Dataset items:

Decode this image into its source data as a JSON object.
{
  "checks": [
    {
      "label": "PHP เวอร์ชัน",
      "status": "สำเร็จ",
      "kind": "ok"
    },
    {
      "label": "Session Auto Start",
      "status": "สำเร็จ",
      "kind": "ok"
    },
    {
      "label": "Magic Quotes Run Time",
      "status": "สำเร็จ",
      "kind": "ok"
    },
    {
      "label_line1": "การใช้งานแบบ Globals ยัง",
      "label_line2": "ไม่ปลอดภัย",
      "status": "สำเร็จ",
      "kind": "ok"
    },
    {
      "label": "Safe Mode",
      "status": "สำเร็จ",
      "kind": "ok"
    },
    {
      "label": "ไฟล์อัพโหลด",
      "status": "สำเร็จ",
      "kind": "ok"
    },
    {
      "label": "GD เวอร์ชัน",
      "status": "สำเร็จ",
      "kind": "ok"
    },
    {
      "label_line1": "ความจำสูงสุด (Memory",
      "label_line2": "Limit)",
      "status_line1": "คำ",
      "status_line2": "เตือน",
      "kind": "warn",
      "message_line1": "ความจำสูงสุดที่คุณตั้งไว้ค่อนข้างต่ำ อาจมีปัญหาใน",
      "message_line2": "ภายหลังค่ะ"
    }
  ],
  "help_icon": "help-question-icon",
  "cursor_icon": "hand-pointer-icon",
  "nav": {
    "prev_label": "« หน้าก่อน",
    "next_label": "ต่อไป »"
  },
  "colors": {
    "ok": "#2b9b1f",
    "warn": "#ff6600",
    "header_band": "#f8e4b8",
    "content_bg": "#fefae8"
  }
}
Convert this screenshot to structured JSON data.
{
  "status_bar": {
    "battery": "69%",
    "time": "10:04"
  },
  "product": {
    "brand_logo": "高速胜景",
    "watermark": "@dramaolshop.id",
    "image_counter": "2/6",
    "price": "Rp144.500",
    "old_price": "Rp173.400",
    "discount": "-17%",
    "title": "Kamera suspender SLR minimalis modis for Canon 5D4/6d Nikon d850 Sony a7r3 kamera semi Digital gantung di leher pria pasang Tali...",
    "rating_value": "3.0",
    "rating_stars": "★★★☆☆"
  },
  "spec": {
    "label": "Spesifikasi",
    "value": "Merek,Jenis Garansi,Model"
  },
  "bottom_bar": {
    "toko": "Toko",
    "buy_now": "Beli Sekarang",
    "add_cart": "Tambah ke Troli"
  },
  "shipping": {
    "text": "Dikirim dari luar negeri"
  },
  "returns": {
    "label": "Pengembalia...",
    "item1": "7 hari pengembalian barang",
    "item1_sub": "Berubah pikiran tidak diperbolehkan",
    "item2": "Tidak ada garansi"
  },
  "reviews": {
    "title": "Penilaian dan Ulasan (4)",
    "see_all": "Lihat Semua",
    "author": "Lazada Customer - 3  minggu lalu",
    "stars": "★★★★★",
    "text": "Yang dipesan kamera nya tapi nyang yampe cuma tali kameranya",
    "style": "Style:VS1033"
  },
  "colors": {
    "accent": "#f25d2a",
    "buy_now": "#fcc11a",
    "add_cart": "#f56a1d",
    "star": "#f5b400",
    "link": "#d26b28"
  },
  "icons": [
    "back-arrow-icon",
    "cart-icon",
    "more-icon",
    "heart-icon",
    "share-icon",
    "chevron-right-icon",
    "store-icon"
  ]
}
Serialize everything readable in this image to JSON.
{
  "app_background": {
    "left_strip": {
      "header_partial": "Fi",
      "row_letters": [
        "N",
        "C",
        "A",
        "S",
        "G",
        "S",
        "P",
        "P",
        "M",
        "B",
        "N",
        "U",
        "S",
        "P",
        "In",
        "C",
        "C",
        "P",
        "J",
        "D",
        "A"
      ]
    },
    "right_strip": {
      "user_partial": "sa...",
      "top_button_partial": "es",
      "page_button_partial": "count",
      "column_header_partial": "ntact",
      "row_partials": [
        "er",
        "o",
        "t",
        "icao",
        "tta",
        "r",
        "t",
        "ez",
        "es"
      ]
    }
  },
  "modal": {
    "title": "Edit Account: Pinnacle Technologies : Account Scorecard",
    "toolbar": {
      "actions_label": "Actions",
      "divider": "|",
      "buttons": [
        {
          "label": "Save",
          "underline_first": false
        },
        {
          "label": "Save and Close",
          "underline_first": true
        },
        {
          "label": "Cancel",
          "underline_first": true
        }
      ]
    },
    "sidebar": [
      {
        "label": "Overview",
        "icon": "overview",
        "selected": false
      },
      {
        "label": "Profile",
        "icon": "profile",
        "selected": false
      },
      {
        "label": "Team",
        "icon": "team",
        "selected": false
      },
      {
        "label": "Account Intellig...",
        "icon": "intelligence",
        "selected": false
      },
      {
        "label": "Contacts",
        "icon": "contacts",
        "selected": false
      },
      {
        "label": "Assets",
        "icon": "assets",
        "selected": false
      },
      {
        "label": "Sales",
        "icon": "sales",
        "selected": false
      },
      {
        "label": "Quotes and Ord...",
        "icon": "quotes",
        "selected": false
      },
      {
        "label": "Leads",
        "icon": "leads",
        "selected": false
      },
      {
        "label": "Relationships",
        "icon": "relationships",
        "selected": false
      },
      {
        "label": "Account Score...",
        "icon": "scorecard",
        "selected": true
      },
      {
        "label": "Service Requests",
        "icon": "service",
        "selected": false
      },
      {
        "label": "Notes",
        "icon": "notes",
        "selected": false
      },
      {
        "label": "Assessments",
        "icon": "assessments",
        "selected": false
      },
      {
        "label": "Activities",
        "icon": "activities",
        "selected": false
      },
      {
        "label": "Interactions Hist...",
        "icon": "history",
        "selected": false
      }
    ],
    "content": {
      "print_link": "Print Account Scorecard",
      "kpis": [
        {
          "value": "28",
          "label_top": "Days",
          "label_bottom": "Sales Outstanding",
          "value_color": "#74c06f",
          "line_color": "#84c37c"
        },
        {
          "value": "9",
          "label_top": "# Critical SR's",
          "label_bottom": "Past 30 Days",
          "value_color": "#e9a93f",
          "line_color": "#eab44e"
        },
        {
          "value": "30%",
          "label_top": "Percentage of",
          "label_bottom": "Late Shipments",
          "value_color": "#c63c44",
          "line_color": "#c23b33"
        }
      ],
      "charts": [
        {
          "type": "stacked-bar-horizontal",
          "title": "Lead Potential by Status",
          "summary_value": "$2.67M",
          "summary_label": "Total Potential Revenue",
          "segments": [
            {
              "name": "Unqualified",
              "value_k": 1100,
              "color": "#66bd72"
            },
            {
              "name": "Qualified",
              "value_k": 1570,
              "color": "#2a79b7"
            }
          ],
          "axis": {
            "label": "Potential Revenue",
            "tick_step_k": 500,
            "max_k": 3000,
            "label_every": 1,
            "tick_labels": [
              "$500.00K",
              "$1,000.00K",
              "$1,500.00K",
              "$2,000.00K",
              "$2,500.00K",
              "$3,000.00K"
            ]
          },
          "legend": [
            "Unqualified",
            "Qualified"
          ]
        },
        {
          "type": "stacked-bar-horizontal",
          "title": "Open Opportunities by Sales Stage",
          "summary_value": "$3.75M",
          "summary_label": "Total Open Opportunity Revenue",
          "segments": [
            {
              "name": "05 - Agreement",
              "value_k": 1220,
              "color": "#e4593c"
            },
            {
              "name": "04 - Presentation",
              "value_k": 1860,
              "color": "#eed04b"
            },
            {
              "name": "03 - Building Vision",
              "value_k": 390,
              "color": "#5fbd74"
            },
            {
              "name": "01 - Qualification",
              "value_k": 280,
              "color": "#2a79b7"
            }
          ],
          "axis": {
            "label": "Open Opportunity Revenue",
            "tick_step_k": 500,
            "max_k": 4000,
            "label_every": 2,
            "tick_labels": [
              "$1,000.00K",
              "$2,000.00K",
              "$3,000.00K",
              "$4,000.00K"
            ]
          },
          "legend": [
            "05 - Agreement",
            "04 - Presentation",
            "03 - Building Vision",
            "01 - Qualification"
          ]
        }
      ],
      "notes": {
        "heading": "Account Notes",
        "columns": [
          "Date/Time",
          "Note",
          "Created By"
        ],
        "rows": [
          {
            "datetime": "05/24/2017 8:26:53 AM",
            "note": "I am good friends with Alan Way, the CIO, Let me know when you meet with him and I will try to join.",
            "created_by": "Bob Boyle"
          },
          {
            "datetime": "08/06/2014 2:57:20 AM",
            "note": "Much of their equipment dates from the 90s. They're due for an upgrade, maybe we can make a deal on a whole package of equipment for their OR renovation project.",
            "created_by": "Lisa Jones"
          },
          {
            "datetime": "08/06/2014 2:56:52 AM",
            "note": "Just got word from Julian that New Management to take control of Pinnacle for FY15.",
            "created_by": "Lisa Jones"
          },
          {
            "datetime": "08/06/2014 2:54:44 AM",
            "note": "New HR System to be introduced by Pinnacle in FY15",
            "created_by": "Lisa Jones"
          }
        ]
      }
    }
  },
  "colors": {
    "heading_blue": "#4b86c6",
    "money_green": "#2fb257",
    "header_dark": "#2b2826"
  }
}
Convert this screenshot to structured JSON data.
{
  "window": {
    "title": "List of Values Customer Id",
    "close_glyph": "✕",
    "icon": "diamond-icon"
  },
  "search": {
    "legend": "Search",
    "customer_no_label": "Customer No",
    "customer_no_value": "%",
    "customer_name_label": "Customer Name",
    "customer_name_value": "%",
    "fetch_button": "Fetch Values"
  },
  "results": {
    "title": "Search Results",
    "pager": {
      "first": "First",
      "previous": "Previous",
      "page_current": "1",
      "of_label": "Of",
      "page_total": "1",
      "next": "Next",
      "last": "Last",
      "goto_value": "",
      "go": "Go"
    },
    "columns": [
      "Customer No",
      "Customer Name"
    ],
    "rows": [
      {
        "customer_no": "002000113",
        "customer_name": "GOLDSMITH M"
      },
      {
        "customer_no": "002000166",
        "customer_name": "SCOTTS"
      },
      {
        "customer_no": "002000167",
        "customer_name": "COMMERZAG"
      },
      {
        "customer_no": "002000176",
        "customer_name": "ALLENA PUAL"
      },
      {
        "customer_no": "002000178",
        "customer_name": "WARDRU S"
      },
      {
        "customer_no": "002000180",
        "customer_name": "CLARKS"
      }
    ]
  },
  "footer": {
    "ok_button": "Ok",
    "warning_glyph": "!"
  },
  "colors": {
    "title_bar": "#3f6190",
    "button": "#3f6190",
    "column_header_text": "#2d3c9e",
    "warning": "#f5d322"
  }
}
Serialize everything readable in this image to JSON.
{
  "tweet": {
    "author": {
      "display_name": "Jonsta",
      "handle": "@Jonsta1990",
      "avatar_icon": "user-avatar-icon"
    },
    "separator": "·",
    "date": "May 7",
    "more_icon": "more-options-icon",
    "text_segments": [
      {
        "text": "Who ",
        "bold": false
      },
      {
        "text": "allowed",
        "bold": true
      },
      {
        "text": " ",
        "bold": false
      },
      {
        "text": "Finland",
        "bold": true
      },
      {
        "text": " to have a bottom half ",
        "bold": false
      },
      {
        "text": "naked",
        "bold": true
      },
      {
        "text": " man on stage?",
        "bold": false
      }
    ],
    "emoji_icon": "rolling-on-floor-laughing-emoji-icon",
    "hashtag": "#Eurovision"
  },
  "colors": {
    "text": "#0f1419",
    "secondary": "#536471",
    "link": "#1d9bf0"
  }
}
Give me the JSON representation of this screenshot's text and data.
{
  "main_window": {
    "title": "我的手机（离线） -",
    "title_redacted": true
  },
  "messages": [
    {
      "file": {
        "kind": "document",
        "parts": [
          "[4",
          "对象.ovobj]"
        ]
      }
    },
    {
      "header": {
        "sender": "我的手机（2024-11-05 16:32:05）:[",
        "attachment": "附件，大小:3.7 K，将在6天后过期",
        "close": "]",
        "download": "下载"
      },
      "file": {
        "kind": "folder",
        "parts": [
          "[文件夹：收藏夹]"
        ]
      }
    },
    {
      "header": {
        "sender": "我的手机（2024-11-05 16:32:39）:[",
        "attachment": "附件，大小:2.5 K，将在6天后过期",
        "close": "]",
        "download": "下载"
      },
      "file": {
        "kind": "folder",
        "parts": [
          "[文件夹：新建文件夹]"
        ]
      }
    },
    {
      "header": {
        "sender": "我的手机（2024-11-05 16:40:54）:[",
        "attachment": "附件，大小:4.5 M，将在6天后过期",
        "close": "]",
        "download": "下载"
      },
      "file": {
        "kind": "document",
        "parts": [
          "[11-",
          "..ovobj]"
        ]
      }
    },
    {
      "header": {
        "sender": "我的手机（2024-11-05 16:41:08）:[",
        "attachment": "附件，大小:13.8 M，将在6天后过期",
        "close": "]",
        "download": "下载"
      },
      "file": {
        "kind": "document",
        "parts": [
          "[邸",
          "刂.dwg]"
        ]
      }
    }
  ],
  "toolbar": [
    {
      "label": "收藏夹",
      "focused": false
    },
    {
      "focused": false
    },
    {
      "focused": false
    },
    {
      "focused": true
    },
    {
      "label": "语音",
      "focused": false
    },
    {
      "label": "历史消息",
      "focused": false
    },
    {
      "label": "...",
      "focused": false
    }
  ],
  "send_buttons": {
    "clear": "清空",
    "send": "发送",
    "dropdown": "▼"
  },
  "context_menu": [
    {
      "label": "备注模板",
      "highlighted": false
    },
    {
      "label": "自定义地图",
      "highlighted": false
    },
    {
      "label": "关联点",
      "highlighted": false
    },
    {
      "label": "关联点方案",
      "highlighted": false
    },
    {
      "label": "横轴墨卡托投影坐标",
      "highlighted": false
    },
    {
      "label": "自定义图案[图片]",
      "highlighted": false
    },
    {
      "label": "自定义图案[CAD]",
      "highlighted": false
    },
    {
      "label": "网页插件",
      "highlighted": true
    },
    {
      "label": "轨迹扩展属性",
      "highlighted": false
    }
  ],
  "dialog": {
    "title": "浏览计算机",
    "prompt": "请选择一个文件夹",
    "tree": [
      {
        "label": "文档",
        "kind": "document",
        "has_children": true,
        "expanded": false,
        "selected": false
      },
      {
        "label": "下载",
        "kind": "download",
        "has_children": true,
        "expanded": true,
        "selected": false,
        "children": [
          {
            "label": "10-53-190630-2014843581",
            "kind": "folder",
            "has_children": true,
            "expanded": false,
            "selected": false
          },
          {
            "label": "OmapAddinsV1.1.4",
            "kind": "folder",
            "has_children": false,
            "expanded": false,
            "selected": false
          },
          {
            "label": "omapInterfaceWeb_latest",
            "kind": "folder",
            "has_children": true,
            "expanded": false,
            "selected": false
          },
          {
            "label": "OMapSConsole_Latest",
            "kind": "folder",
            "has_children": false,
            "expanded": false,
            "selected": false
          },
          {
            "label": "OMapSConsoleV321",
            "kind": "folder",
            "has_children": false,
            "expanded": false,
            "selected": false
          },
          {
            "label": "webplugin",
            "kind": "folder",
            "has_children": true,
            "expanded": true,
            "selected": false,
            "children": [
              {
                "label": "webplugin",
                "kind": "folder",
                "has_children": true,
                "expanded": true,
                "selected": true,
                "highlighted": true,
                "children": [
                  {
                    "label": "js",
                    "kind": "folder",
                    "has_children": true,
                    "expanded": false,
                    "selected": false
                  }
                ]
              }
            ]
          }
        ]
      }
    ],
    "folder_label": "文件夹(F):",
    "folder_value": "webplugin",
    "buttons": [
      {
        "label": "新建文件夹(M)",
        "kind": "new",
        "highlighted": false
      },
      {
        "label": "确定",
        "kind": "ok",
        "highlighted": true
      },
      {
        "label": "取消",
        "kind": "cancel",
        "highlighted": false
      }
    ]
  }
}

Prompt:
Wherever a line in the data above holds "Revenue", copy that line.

Reply:
          "summary_label": "Total Potential Revenue",
            "label": "Potential Revenue",
          "summary_label": "Total Open Opportunity Revenue",
            "label": "Open Opportunity Revenue",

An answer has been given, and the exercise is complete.